All parties involved in the hiring process sometimes fail to appreciate the significance of their choices, says Dave Ulrich, professor of business at the Ross School of Business at the University of Michigan and a partner at the RBL Group, a Provo, Utah-based consulting firm.
"There may be superficial preparation on either side, [but] potential employees may not fully study the company, and companies may not fully vet potential employees," says Ulrich.
"Hiring is not something that should be done capriciously or suddenly, like choosing a restaurant or a movie. Some spend more time buying a car than selecting a company."
A primary reason for the recent spate of regrettable decisions may be organizations' overreliance on hiring manager evaluations, which nearly one-third of the staffing directors polled by DDI cited as the No. 1 contributing factor to bad hires. Another 21 percent, however, pointed to candidates exaggerating their skills.
Realistically, employers should expect a certain amount of "overselling" from would-be employees, says Boatman.
For example, "there are a million books out there on how to interview better. You're dealing with a savvy audience that's not only capable of overselling themselves, but motivated to oversell."
An increasingly shrewd candidate pool "inherently implies we need a savvier HR audience," she says, "to read between the lines and find what [the organization] is really looking for in a job candidate."
DDI's research does indicate that many employers and hiring managers could stand to be a bit savvier in evaluating job candidates. The survey found less than half (48 percent) of all responding organizations rating their hiring processes as highly effective.

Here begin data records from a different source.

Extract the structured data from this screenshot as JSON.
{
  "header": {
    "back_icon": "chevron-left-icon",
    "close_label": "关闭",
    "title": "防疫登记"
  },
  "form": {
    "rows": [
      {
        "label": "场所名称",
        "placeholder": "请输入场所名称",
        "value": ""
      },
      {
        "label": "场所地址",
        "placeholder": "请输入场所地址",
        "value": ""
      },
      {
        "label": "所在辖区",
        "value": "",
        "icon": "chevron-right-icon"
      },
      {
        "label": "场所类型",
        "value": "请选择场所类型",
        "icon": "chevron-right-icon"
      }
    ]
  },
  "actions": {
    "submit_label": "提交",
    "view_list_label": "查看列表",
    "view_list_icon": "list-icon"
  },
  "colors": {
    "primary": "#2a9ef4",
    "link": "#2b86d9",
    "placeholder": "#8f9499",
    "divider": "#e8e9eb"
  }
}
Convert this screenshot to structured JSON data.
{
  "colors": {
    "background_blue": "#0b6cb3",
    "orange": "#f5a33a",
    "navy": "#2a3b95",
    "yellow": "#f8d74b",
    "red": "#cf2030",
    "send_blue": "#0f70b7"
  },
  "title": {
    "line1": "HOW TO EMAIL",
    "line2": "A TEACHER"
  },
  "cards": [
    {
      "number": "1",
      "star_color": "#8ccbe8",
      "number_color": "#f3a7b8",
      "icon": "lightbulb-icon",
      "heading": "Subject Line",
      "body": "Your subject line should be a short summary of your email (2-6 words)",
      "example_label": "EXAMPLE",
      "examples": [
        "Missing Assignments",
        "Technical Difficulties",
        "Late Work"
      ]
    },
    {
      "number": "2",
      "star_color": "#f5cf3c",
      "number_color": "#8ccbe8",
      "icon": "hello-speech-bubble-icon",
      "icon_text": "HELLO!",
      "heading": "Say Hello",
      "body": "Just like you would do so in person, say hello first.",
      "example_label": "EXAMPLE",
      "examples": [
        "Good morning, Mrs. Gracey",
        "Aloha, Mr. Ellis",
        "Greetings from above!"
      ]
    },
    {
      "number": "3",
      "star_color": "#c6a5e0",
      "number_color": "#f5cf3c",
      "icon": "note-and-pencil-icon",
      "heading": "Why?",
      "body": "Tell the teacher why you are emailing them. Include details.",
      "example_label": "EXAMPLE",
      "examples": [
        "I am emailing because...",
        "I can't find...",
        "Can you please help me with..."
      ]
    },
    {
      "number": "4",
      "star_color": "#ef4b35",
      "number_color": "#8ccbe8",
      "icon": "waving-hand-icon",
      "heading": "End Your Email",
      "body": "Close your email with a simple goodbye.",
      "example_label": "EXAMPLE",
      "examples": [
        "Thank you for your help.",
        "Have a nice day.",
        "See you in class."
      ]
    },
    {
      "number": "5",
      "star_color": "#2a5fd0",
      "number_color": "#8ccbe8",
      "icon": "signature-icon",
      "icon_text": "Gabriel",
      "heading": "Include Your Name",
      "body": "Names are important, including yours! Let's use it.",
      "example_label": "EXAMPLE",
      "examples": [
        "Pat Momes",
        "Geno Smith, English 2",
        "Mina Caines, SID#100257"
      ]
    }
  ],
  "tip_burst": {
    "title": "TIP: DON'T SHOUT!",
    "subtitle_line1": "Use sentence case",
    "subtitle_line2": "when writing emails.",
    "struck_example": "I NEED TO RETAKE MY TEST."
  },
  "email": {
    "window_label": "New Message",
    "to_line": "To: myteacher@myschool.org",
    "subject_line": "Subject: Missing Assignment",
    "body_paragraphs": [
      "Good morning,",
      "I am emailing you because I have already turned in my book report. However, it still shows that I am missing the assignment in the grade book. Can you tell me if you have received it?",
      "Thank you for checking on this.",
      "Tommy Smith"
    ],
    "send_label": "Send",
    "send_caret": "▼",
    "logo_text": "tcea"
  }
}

Study authors described this finding as "a very painful look in the mirror for hiring managers and the staffing directors they support, especially considering that organizations said that 14 percent of their new hires were failures in the past 12 months."
A key first step to seeing that 14-percent figure decrease would be to recalibrate employee expectations at the start of the process, says Ulrich.
"Hiring is too often about selling, and in selling, expectations may be overblown," he says. "It is important to do realistic job interviews, so the candidate knows what the job will really entail. Misplaced expectations lead to disappointment. Candidates may overstate their experience, and companies may overstate their opportunities. These false expectations face stark reality when real skills and opportunities become known."
Of course, HR's role in establishing and managing realistic expectations continues throughout the employee lifecycle, adds Ulrich. Take employee orientation, for example.
"Some organizations focus orientation on the superficial things -- parking passes, keys, offices," he says. Other companies, however, "help orient employees to the culture and unwritten rules, which might include mentors, cultural awareness sessions and early assignments that lead to success."
Other tools -- pre-employment tests, personality profiles, job simulations -- help provide a more complete picture of job candidates that offers information beyond that gleaned through the interview process, adds Boatman.
"If you think about selection, it's one of the oldest formalized systems we have in HR, but we're still running into the same problems," she says. "That's what it comes down to. We don't know enough about who we're hiring. And, on the flip side, candidates don't always know what they're getting into. It really goes both ways. We in HR could be better informing candidates, and helping them determine if this is the right job for them. We want to make that [hiring] decision for the long term."
Ultimately, "I think the onus lies on HR and organizations," says Boatman. "They can do a lot of homework, and they're the ones who know what sort of knowledge and experience candidates need to be successful in a particular job. Without defining what you're looking for, it's like you're looking for a needle in a haystack."